# Problem requirements
Reproduce the records precisely. Omit every picture.

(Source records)

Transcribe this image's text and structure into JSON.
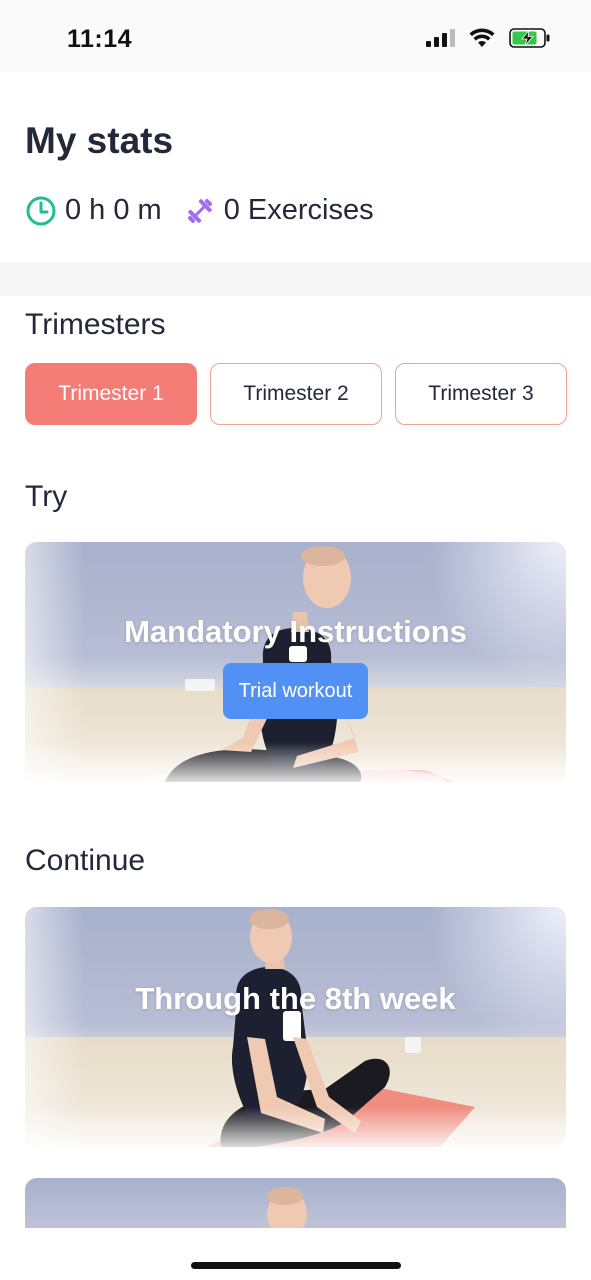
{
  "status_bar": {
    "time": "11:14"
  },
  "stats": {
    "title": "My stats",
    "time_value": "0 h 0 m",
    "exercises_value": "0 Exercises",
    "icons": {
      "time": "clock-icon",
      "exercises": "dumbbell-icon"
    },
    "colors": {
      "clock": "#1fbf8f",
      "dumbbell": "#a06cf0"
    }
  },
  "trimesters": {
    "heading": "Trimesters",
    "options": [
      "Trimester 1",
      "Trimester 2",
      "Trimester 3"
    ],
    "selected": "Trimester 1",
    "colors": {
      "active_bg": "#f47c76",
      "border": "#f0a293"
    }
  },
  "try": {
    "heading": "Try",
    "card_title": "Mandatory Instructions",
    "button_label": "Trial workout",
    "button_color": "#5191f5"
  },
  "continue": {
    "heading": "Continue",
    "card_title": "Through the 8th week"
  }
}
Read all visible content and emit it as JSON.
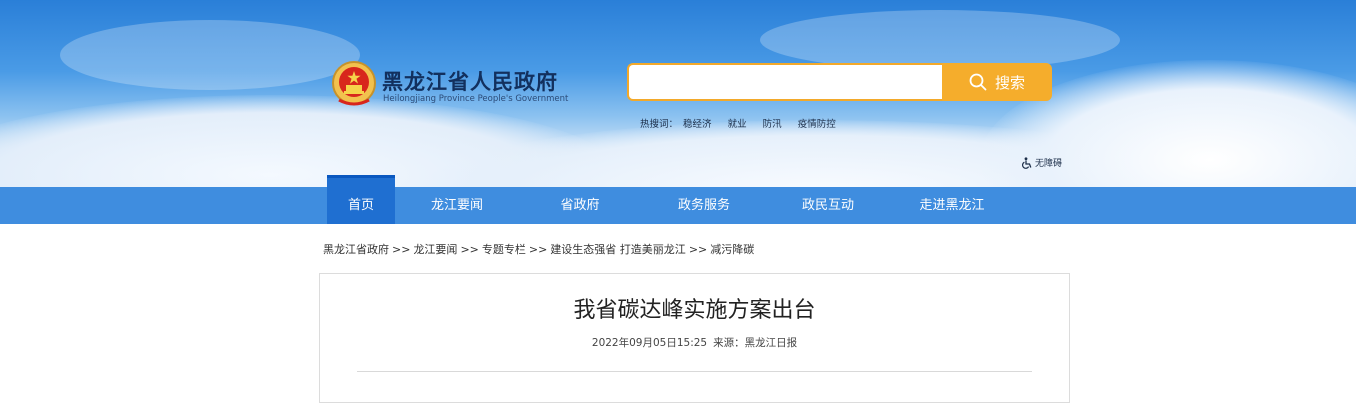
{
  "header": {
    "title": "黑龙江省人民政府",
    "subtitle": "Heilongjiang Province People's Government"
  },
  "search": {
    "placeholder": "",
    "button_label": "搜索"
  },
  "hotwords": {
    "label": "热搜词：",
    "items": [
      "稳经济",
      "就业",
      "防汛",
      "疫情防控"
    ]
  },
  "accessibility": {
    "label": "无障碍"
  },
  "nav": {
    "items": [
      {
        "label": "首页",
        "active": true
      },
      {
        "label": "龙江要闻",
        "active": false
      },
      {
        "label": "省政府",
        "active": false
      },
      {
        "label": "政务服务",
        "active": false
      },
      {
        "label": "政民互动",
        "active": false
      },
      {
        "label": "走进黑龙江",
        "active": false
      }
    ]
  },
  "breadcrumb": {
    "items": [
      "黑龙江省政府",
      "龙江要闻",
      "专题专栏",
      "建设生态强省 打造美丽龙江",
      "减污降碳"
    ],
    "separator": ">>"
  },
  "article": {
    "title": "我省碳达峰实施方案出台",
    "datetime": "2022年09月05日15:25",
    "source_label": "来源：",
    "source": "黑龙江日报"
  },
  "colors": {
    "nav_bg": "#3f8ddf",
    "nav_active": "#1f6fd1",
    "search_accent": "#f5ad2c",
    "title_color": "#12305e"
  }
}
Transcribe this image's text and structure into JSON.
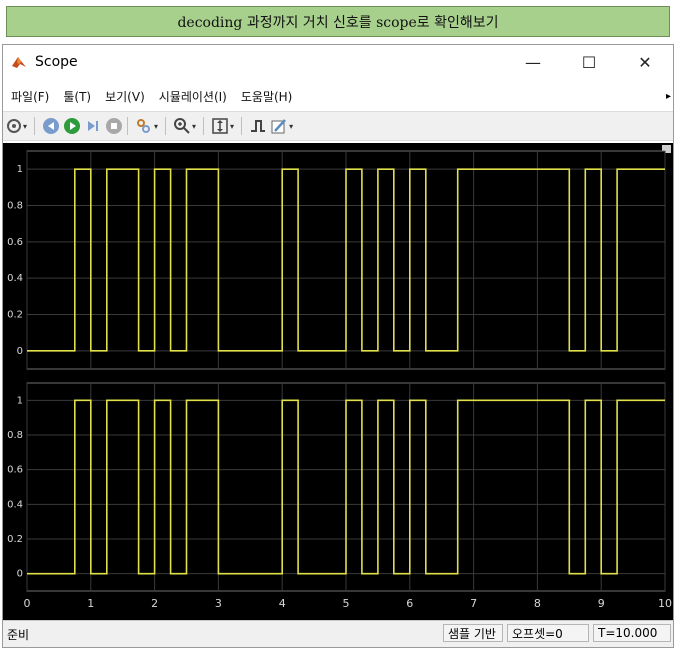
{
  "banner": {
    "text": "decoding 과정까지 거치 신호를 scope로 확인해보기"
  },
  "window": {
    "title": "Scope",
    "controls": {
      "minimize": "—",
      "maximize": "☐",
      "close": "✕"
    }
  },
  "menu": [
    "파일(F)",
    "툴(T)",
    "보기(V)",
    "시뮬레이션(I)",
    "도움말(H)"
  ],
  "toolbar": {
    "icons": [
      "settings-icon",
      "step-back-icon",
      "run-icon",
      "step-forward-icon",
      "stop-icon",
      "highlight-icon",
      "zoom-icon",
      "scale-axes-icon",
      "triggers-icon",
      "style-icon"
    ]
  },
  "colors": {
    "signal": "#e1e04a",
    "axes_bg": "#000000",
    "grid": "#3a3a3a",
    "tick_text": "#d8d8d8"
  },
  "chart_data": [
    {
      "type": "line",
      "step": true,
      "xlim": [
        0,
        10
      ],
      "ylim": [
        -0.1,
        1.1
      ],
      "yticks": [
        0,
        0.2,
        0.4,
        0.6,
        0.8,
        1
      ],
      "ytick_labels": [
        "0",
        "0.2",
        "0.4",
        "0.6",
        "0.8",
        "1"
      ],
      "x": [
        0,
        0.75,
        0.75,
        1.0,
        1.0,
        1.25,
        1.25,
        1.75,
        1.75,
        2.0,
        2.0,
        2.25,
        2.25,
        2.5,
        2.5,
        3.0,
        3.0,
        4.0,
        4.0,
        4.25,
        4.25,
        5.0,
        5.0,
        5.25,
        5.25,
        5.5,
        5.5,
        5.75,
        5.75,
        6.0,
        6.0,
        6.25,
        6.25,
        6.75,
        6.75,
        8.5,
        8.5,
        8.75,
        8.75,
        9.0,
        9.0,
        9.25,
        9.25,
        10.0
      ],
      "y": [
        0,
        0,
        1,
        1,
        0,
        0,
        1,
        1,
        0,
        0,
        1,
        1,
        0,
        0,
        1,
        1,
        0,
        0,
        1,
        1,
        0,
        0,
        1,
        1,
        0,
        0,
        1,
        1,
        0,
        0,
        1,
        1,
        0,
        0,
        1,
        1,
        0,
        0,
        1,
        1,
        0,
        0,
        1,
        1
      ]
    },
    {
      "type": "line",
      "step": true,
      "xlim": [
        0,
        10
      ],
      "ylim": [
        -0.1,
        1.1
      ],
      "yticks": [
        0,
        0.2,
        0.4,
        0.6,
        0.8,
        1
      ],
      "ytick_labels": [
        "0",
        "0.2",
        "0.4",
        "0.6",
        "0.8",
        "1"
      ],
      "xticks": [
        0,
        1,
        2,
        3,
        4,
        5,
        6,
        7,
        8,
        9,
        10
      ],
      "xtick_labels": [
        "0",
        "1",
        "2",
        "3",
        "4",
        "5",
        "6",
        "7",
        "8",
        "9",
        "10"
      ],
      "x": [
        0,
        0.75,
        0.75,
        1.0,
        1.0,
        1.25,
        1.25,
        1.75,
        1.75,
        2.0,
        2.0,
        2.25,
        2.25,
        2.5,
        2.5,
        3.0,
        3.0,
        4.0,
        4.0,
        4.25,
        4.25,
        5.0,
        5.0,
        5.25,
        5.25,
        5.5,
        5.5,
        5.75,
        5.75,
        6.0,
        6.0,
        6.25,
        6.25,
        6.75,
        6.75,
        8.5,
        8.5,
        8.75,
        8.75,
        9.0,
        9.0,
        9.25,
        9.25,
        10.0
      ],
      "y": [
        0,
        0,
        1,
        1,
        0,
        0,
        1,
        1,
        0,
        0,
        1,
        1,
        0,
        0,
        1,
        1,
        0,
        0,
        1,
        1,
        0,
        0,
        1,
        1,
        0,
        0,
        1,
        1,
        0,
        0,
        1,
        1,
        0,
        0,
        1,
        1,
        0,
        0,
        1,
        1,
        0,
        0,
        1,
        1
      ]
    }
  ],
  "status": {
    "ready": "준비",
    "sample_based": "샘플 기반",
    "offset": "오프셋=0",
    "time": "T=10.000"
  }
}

# Answer section
Transcribe this image's text and structure into JSON.
{
  "status_bar": {
    "time": "11:14"
  },
  "stats": {
    "title": "My stats",
    "time_value": "0 h 0 m",
    "exercises_value": "0 Exercises",
    "icons": {
      "time": "clock-icon",
      "exercises": "dumbbell-icon"
    },
    "colors": {
      "clock": "#1fbf8f",
      "dumbbell": "#a06cf0"
    }
  },
  "trimesters": {
    "heading": "Trimesters",
    "options": [
      "Trimester 1",
      "Trimester 2",
      "Trimester 3"
    ],
    "selected": "Trimester 1",
    "colors": {
      "active_bg": "#f47c76",
      "border": "#f0a293"
    }
  },
  "try": {
    "heading": "Try",
    "card_title": "Mandatory Instructions",
    "button_label": "Trial workout",
    "button_color": "#5191f5"
  },
  "continue": {
    "heading": "Continue",
    "card_title": "Through the 8th week"
  }
}
Read all visible content and emit it as JSON.
{
  "header": {
    "title": "黑龙江省人民政府",
    "subtitle": "Heilongjiang Province People's Government"
  },
  "search": {
    "placeholder": "",
    "button_label": "搜索"
  },
  "hotwords": {
    "label": "热搜词：",
    "items": [
      "稳经济",
      "就业",
      "防汛",
      "疫情防控"
    ]
  },
  "accessibility": {
    "label": "无障碍"
  },
  "nav": {
    "items": [
      {
        "label": "首页",
        "active": true
      },
      {
        "label": "龙江要闻",
        "active": false
      },
      {
        "label": "省政府",
        "active": false
      },
      {
        "label": "政务服务",
        "active": false
      },
      {
        "label": "政民互动",
        "active": false
      },
      {
        "label": "走进黑龙江",
        "active": false
      }
    ]
  },
  "breadcrumb": {
    "items": [
      "黑龙江省政府",
      "龙江要闻",
      "专题专栏",
      "建设生态强省 打造美丽龙江",
      "减污降碳"
    ],
    "separator": ">>"
  },
  "article": {
    "title": "我省碳达峰实施方案出台",
    "datetime": "2022年09月05日15:25",
    "source_label": "来源：",
    "source": "黑龙江日报"
  },
  "colors": {
    "nav_bg": "#3f8ddf",
    "nav_active": "#1f6fd1",
    "search_accent": "#f5ad2c",
    "title_color": "#12305e"
  }
}
Transcribe this image's text and structure into JSON.
{
  "banner": {
    "text": "decoding 과정까지 거치 신호를 scope로 확인해보기"
  },
  "window": {
    "title": "Scope",
    "controls": {
      "minimize": "—",
      "maximize": "☐",
      "close": "✕"
    }
  },
  "menu": [
    "파일(F)",
    "툴(T)",
    "보기(V)",
    "시뮬레이션(I)",
    "도움말(H)"
  ],
  "toolbar": {
    "icons": [
      "settings-icon",
      "step-back-icon",
      "run-icon",
      "step-forward-icon",
      "stop-icon",
      "highlight-icon",
      "zoom-icon",
      "scale-axes-icon",
      "triggers-icon",
      "style-icon"
    ]
  },
  "colors": {
    "signal": "#e1e04a",
    "axes_bg": "#000000",
    "grid": "#3a3a3a",
    "tick_text": "#d8d8d8"
  },
  "chart_data": [
    {
      "type": "line",
      "step": true,
      "xlim": [
        0,
        10
      ],
      "ylim": [
        -0.1,
        1.1
      ],
      "yticks": [
        0,
        0.2,
        0.4,
        0.6,
        0.8,
        1
      ],
      "ytick_labels": [
        "0",
        "0.2",
        "0.4",
        "0.6",
        "0.8",
        "1"
      ],
      "x": [
        0,
        0.75,
        0.75,
        1.0,
        1.0,
        1.25,
        1.25,
        1.75,
        1.75,
        2.0,
        2.0,
        2.25,
        2.25,
        2.5,
        2.5,
        3.0,
        3.0,
        4.0,
        4.0,
        4.25,
        4.25,
        5.0,
        5.0,
        5.25,
        5.25,
        5.5,
        5.5,
        5.75,
        5.75,
        6.0,
        6.0,
        6.25,
        6.25,
        6.75,
        6.75,
        8.5,
        8.5,
        8.75,
        8.75,
        9.0,
        9.0,
        9.25,
        9.25,
        10.0
      ],
      "y": [
        0,
        0,
        1,
        1,
        0,
        0,
        1,
        1,
        0,
        0,
        1,
        1,
        0,
        0,
        1,
        1,
        0,
        0,
        1,
        1,
        0,
        0,
        1,
        1,
        0,
        0,
        1,
        1,
        0,
        0,
        1,
        1,
        0,
        0,
        1,
        1,
        0,
        0,
        1,
        1,
        0,
        0,
        1,
        1
      ]
    },
    {
      "type": "line",
      "step": true,
      "xlim": [
        0,
        10
      ],
      "ylim": [
        -0.1,
        1.1
      ],
      "yticks": [
        0,
        0.2,
        0.4,
        0.6,
        0.8,
        1
      ],
      "ytick_labels": [
        "0",
        "0.2",
        "0.4",
        "0.6",
        "0.8",
        "1"
      ],
      "xticks": [
        0,
        1,
        2,
        3,
        4,
        5,
        6,
        7,
        8,
        9,
        10
      ],
      "xtick_labels": [
        "0",
        "1",
        "2",
        "3",
        "4",
        "5",
        "6",
        "7",
        "8",
        "9",
        "10"
      ],
      "x": [
        0,
        0.75,
        0.75,
        1.0,
        1.0,
        1.25,
        1.25,
        1.75,
        1.75,
        2.0,
        2.0,
        2.25,
        2.25,
        2.5,
        2.5,
        3.0,
        3.0,
        4.0,
        4.0,
        4.25,
        4.25,
        5.0,
        5.0,
        5.25,
        5.25,
        5.5,
        5.5,
        5.75,
        5.75,
        6.0,
        6.0,
        6.25,
        6.25,
        6.75,
        6.75,
        8.5,
        8.5,
        8.75,
        8.75,
        9.0,
        9.0,
        9.25,
        9.25,
        10.0
      ],
      "y": [
        0,
        0,
        1,
        1,
        0,
        0,
        1,
        1,
        0,
        0,
        1,
        1,
        0,
        0,
        1,
        1,
        0,
        0,
        1,
        1,
        0,
        0,
        1,
        1,
        0,
        0,
        1,
        1,
        0,
        0,
        1,
        1,
        0,
        0,
        1,
        1,
        0,
        0,
        1,
        1,
        0,
        0,
        1,
        1
      ]
    }
  ],
  "status": {
    "ready": "준비",
    "sample_based": "샘플 기반",
    "offset": "오프셋=0",
    "time": "T=10.000"
  }
}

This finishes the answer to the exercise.